EU plans 1.8 billion euro fund to curb influx of African migrants
BRUSSELS - The EU is setting up a 1.8-billion-euro ($2-billion) trust fund to help curb the influx of desperate migrants from Africa seeking a better life in Europe, European Commission head Jean-Claude Juncker said on Wednesday.
The new fund is "to address the crises in the Sahel and Lake Chad regions, the Horn of Africa, and the North of Africa," Juncker told the European Parliament in Strasbourg as he unveiled plans to cope with the biggest migrant crisis since World War II.
"We want to help create lasting stability, for instance by creating employment opportunities in local communities, and thereby address the root causes of destabilisation, forced displacement and illegal migration," he said.
The fund is also aimed at helping African nations improve migration management and fight traffickers, the EU said.
Most of the refugees flooding into Europe are fleeing war in Syria but waves of so-called economic migrants from many other countries have joined the flow.
Juncker said the trust fund would be financed by available money in the EU budget as well as voluntary contributions from national governments, although only Spain has pitched in so far.

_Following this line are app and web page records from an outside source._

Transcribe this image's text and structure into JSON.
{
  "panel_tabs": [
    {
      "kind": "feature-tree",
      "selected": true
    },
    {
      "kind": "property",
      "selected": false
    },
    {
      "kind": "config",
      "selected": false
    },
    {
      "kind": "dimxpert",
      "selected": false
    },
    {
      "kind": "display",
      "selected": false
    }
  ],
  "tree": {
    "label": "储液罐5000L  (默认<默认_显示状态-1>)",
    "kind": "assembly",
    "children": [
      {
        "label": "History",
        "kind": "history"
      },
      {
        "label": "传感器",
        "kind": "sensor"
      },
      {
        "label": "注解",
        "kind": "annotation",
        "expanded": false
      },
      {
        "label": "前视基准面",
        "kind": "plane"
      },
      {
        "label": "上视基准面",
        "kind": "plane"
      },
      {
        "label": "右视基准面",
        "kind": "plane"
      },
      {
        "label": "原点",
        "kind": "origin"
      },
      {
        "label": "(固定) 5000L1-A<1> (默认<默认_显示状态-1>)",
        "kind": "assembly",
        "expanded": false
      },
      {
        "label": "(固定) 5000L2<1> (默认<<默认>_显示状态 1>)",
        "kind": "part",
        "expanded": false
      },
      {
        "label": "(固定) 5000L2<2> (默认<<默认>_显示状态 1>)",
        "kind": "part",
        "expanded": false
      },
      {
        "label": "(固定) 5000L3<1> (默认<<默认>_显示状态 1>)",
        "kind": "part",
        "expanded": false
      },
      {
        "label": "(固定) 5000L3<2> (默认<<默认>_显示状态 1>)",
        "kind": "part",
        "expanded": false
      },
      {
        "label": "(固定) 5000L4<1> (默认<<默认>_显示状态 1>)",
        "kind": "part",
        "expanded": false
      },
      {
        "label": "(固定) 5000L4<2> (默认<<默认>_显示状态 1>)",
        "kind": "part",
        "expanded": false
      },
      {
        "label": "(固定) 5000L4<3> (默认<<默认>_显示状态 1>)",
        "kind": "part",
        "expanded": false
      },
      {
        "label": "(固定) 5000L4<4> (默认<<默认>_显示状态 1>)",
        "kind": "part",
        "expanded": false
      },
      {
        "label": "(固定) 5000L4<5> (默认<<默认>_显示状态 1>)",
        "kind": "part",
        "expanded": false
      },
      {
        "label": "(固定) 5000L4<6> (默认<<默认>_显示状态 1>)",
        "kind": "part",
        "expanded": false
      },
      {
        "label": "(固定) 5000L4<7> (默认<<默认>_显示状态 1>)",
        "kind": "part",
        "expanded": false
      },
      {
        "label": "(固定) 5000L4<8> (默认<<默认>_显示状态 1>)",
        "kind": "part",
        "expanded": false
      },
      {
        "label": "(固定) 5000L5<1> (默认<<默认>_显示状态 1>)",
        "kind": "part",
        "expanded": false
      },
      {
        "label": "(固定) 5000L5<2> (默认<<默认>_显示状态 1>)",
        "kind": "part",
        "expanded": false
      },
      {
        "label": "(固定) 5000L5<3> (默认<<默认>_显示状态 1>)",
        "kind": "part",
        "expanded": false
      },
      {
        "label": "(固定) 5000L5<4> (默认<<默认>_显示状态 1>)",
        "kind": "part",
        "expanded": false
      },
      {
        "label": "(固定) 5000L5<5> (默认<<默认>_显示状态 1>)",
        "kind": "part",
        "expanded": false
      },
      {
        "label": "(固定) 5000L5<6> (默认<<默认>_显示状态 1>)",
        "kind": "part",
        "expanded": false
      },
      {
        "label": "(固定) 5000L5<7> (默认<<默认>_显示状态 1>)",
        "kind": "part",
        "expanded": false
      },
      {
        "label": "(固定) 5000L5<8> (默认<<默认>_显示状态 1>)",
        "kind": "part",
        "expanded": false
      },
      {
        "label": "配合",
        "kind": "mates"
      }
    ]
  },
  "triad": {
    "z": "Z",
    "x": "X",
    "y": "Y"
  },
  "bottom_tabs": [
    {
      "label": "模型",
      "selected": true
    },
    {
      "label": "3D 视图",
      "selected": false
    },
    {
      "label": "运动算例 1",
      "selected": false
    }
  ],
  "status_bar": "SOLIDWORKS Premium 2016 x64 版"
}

"I am counting on the contribution of member states," Juncker said.
The goal is to have the fund fully established in time for the EU-African Union summit in Malta on November 11-12, he added.

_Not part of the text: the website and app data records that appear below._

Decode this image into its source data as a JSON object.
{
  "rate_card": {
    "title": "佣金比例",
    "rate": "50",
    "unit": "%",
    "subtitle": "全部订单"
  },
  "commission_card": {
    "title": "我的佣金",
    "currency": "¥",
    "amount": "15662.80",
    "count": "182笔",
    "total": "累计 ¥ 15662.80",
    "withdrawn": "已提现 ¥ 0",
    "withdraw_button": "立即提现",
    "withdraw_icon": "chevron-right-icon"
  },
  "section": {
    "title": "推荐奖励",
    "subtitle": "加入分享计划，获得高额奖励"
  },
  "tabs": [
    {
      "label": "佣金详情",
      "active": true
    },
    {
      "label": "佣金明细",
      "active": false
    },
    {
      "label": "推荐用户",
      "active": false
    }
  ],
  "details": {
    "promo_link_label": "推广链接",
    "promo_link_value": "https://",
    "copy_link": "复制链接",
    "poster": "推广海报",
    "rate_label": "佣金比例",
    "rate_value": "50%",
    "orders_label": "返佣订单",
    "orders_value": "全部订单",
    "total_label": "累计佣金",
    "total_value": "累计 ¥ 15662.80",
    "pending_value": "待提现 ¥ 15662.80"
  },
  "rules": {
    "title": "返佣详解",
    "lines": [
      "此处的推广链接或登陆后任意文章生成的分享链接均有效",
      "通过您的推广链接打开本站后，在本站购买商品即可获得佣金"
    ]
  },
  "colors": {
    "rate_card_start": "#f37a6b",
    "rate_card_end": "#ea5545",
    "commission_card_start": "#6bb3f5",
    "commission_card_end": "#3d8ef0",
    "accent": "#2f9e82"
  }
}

In his speech, Juncker also urged EU nations to relocate 160,000 refugees as part of efforts to help overwhelmed front-line states such as Greece, Italy and Hungary.